What Ancient Maya Forests Can Tell Us About Our Future – Repeating Islands
Tropical rainforests are like carbon dioxide sponges, their plants sucking down tremendous amounts of the greenhouse gas for photosynthesis. When those plants die, that carbon makes it way into the soil, where some of it gets stuck to minerals and locked away for hundreds to thousands of years. Scientists estimate there are nearly 500 billion tons of carbon stored in tropical soils, or more than half of what’s currently in our atmosphere.

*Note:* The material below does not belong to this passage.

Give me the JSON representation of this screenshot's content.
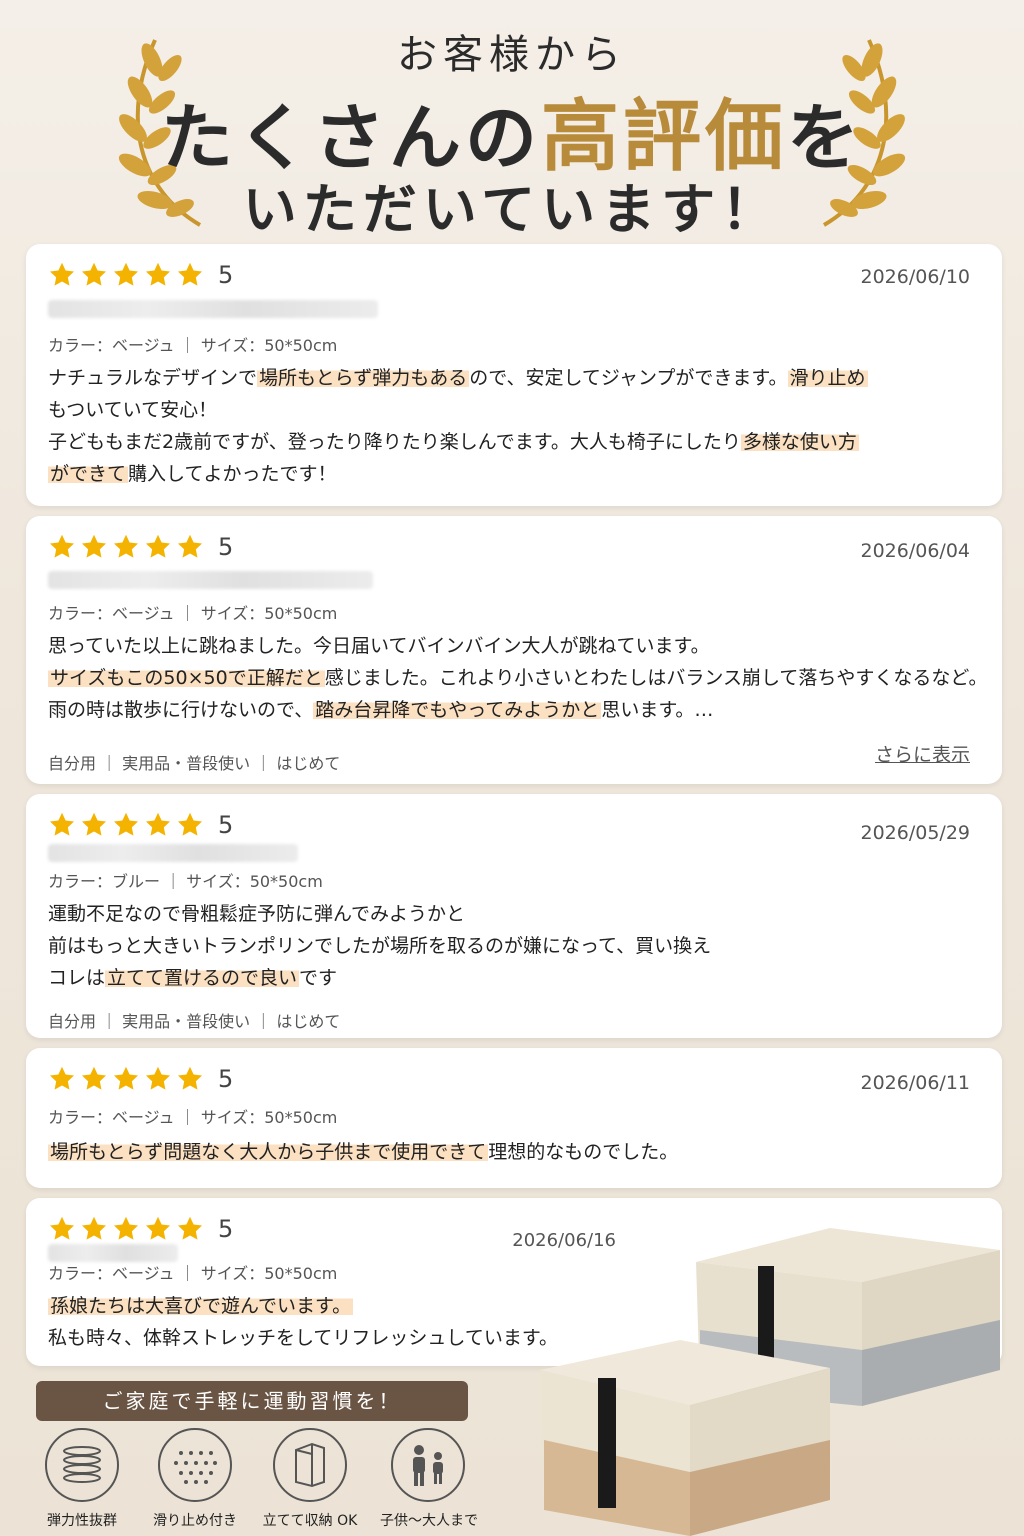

The new study attempts to shed light on what human activity means for that carbon over the long term. To do so the authors turned to radiocarbon dating, a widely-used technique for determining the precise age of centuries to millennia-old organic remains. Specifically, they looked at the age of hard-to-decompose plant waxes in sediment cores taken from three lakes in the former Maya lowlands. The idea is that the waxes make their way into lakes only after becoming buried in nearby forest soils, and that their age offers an indicator of how long carbon sticks around in the ground.

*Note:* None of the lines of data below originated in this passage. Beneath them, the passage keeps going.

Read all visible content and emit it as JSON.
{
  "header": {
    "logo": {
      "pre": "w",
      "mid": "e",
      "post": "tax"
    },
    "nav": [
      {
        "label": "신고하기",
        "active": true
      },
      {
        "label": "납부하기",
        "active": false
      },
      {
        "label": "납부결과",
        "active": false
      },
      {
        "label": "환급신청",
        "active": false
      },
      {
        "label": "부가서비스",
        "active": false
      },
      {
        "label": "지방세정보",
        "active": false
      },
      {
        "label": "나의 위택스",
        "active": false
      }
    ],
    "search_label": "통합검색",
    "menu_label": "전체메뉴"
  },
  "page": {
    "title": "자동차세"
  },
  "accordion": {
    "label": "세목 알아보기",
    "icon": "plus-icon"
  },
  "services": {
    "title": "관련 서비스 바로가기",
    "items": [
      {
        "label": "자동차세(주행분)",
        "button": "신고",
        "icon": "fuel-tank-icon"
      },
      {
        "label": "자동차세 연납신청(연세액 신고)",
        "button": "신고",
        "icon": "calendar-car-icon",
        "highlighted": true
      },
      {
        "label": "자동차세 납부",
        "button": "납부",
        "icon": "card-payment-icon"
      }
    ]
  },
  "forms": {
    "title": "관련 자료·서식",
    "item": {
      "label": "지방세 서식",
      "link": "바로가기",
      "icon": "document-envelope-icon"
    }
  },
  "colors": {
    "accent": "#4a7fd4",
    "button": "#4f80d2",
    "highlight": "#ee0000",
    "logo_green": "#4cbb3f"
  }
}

The findings were dramatic. The study found a 70-90 percent decrease in the age of plant waxes leaking out of soils over the past 3,500 years, a decline that closely matched patterns of deforestation resulting from Mayan expansion. While there’s some indication that soil carbon began sticking around longer after Spanish conquest depopulated the region 500 years ago, the carbon sink never recovered to where it was before human settlement.
Whatever is not sustainable is TERMINAL.

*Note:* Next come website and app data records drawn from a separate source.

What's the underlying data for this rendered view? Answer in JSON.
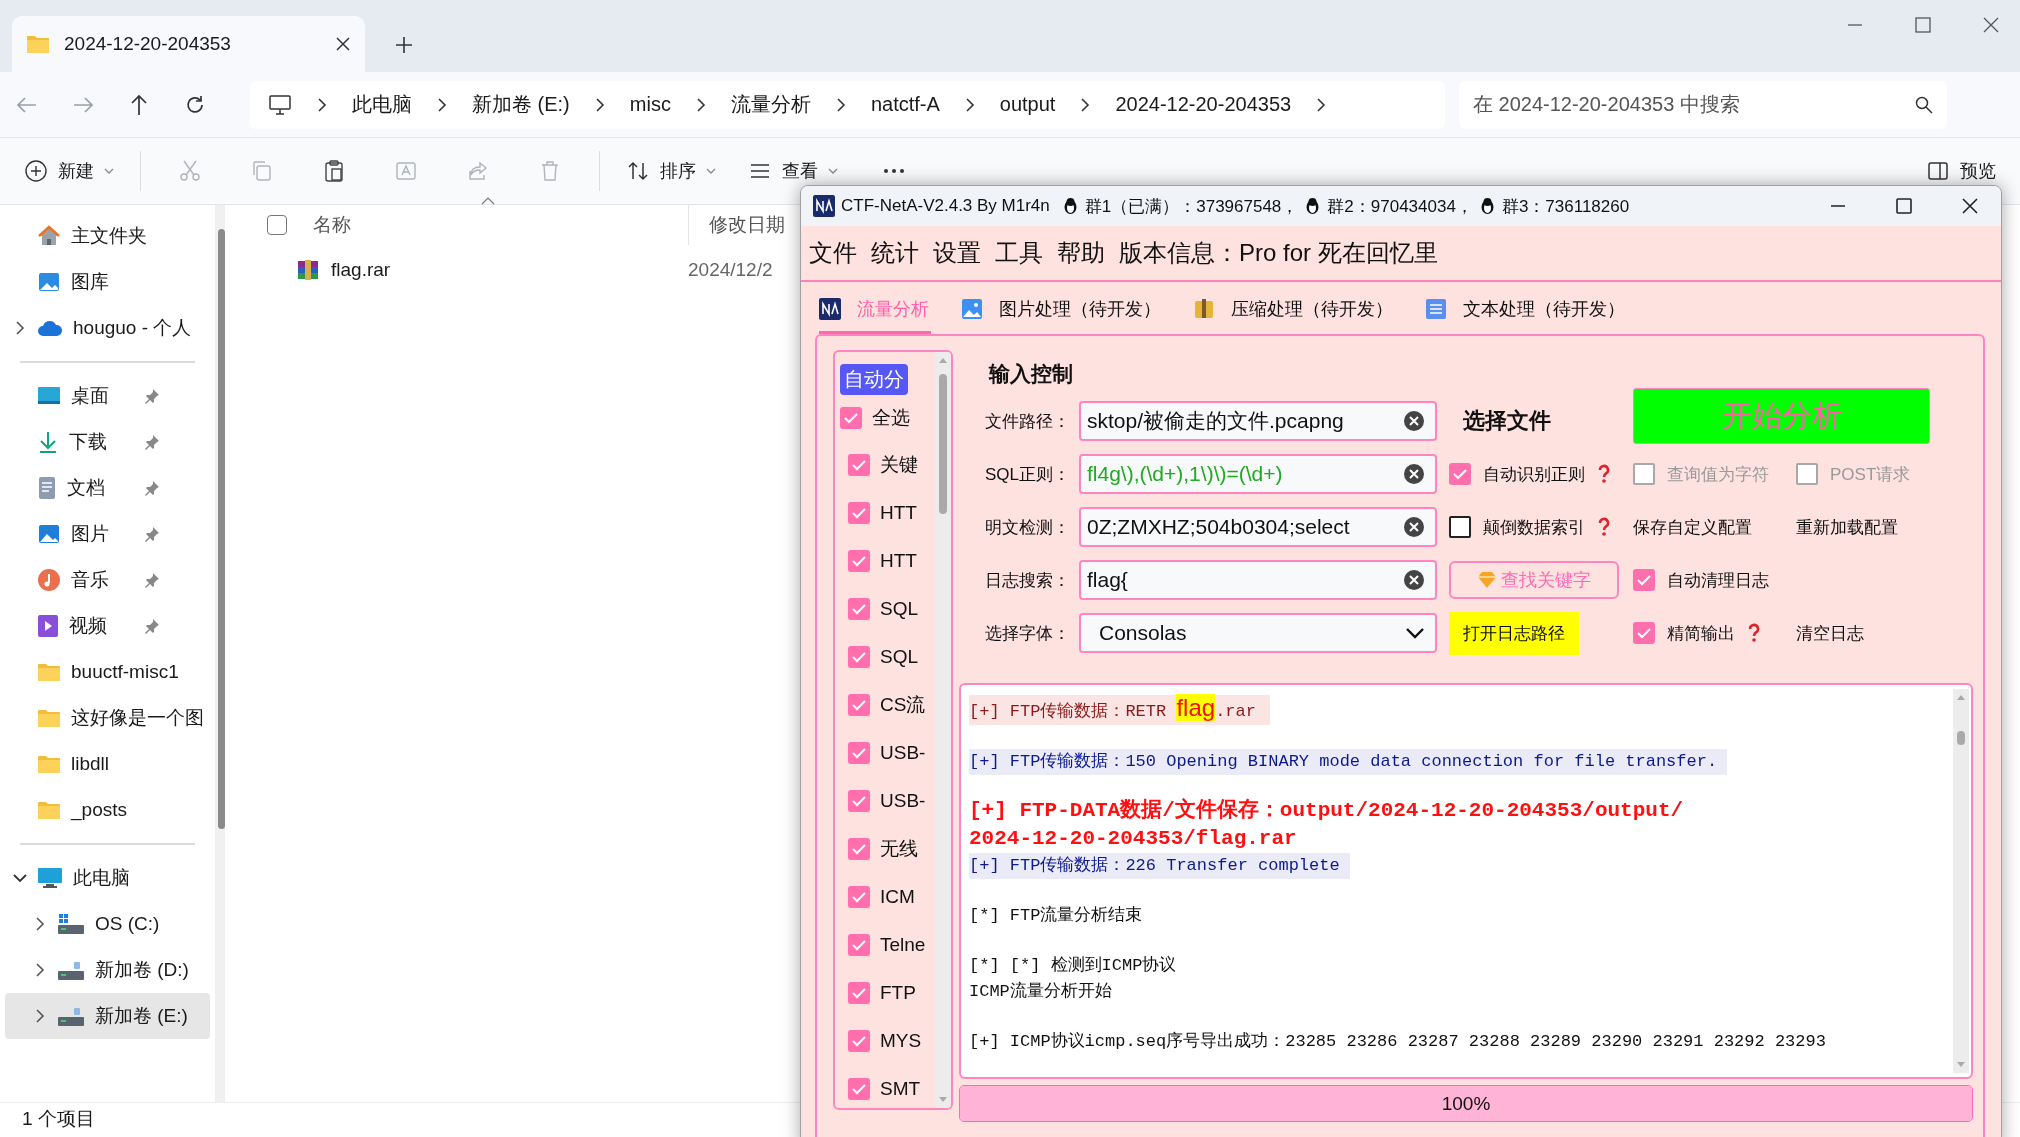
{
  "explorer": {
    "tab": {
      "title": "2024-12-20-204353"
    },
    "breadcrumb": [
      "此电脑",
      "新加卷 (E:)",
      "misc",
      "流量分析",
      "natctf-A",
      "output",
      "2024-12-20-204353"
    ],
    "search": {
      "placeholder": "在 2024-12-20-204353 中搜索"
    },
    "toolbar": {
      "new": "新建",
      "sort": "排序",
      "view": "查看",
      "preview": "预览"
    },
    "nav": [
      {
        "items": [
          {
            "label": "主文件夹",
            "selected": false
          },
          {
            "label": "图库",
            "selected": false
          },
          {
            "label": "houguo - 个人",
            "selected": false,
            "expanded": false
          }
        ]
      },
      {
        "items": [
          {
            "label": "桌面",
            "pinned": true,
            "selected": false
          },
          {
            "label": "下载",
            "pinned": true,
            "selected": false
          },
          {
            "label": "文档",
            "pinned": true,
            "selected": false
          },
          {
            "label": "图片",
            "pinned": true,
            "selected": false
          },
          {
            "label": "音乐",
            "pinned": true,
            "selected": false
          },
          {
            "label": "视频",
            "pinned": true,
            "selected": false
          },
          {
            "label": "buuctf-misc1",
            "selected": false
          },
          {
            "label": "这好像是一个图",
            "selected": false
          },
          {
            "label": "libdll",
            "selected": false
          },
          {
            "label": "_posts",
            "selected": false
          }
        ]
      },
      {
        "items": [
          {
            "label": "此电脑",
            "selected": false,
            "expanded": true,
            "children": [
              {
                "label": "OS (C:)",
                "selected": false,
                "expanded": false
              },
              {
                "label": "新加卷 (D:)",
                "selected": false,
                "expanded": false
              },
              {
                "label": "新加卷 (E:)",
                "selected": true,
                "expanded": false
              }
            ]
          }
        ]
      }
    ],
    "select_all": {
      "checked": false
    },
    "columns": [
      "名称",
      "修改日期"
    ],
    "files": [
      {
        "name": "flag.rar",
        "date": "2024/12/2"
      }
    ],
    "status": "1 个项目"
  },
  "app": {
    "title": "CTF-NetA-V2.4.3 By M1r4n",
    "groups": [
      "群1（已满）：373967548，",
      "群2：970434034，",
      "群3：736118260"
    ],
    "menu": [
      "文件",
      "统计",
      "设置",
      "工具",
      "帮助",
      "版本信息：Pro for 死在回忆里"
    ],
    "tabs": [
      {
        "label": "流量分析",
        "selected": true
      },
      {
        "label": "图片处理（待开发）",
        "selected": false
      },
      {
        "label": "压缩处理（待开发）",
        "selected": false
      },
      {
        "label": "文本处理（待开发）",
        "selected": false
      }
    ],
    "protocols": {
      "header": "自动分",
      "items": [
        {
          "label": "全选",
          "checked": true
        },
        {
          "label": "关键",
          "checked": true
        },
        {
          "label": "HTT",
          "checked": true
        },
        {
          "label": "HTT",
          "checked": true
        },
        {
          "label": "SQL",
          "checked": true
        },
        {
          "label": "SQL",
          "checked": true
        },
        {
          "label": "CS流",
          "checked": true
        },
        {
          "label": "USB-",
          "checked": true
        },
        {
          "label": "USB-",
          "checked": true
        },
        {
          "label": "无线",
          "checked": true
        },
        {
          "label": "ICM",
          "checked": true
        },
        {
          "label": "Telne",
          "checked": true
        },
        {
          "label": "FTP",
          "checked": true
        },
        {
          "label": "MYS",
          "checked": true
        },
        {
          "label": "SMT",
          "checked": true
        }
      ]
    },
    "section_title": "输入控制",
    "fields": [
      {
        "label": "文件路径：",
        "value": "sktop/被偷走的文件.pcapng",
        "kind": "text",
        "controls": [
          {
            "kind": "link",
            "label": "选择文件"
          },
          {
            "kind": "start",
            "label": "开始分析"
          }
        ]
      },
      {
        "label": "SQL正则：",
        "value": "fl4g\\),(\\d+),1\\)\\)=(\\d+)",
        "kind": "regex",
        "controls": [
          {
            "kind": "check",
            "label": "自动识别正则",
            "checked": true,
            "disabled": false,
            "help": true
          },
          {
            "kind": "check",
            "label": "查询值为字符",
            "checked": false,
            "disabled": true,
            "help": false
          },
          {
            "kind": "check",
            "label": "POST请求",
            "checked": false,
            "disabled": true,
            "help": false
          }
        ]
      },
      {
        "label": "明文检测：",
        "value": "0Z;ZMXHZ;504b0304;select",
        "kind": "text",
        "controls": [
          {
            "kind": "check",
            "label": "颠倒数据索引",
            "checked": false,
            "disabled": false,
            "help": true
          },
          {
            "kind": "plain",
            "label": "保存自定义配置"
          },
          {
            "kind": "plain",
            "label": "重新加载配置"
          }
        ]
      },
      {
        "label": "日志搜索：",
        "value": "flag{",
        "kind": "text",
        "controls": [
          {
            "kind": "search",
            "label": "查找关键字"
          },
          {
            "kind": "check",
            "label": "自动清理日志",
            "checked": true,
            "disabled": false,
            "help": false
          }
        ]
      },
      {
        "label": "选择字体：",
        "value": "Consolas",
        "kind": "select",
        "controls": [
          {
            "kind": "yellow",
            "label": "打开日志路径"
          },
          {
            "kind": "check",
            "label": "精简输出",
            "checked": true,
            "disabled": false,
            "help": true
          },
          {
            "kind": "plain",
            "label": "清空日志"
          }
        ]
      }
    ],
    "log": [
      {
        "kind": "retr",
        "segments": [
          {
            "text": "[+] FTP传输数据：RETR ",
            "highlight": false
          },
          {
            "text": "flag",
            "highlight": true
          },
          {
            "text": ".rar",
            "highlight": false
          }
        ]
      },
      {
        "kind": "info",
        "text": "[+] FTP传输数据：150 Opening BINARY mode data connection for file transfer."
      },
      {
        "kind": "saved",
        "text": "[+] FTP-DATA数据/文件保存：output/2024-12-20-204353/output/\n2024-12-20-204353/flag.rar"
      },
      {
        "kind": "info",
        "text": "[+] FTP传输数据：226 Transfer complete"
      },
      {
        "kind": "plain",
        "text": "[*] FTP流量分析结束"
      },
      {
        "kind": "plain",
        "text": "[*] [*] 检测到ICMP协议\nICMP流量分析开始"
      },
      {
        "kind": "plain",
        "text": "[+] ICMP协议icmp.seq序号导出成功：23285 23286 23287 23288 23289 23290 23291 23292 23293"
      }
    ],
    "progress": {
      "level": 1,
      "label": "100%"
    }
  }
}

The Mayans lived close to Nature, but also fought a war against Nature. They ultimately LOST the war on Nature.
How long will it take for humanity to learn that this war is unwinnable and start working WITH Nature, rather than fight a war against her?
Ask the question; what works for 7 future generations without causing harm?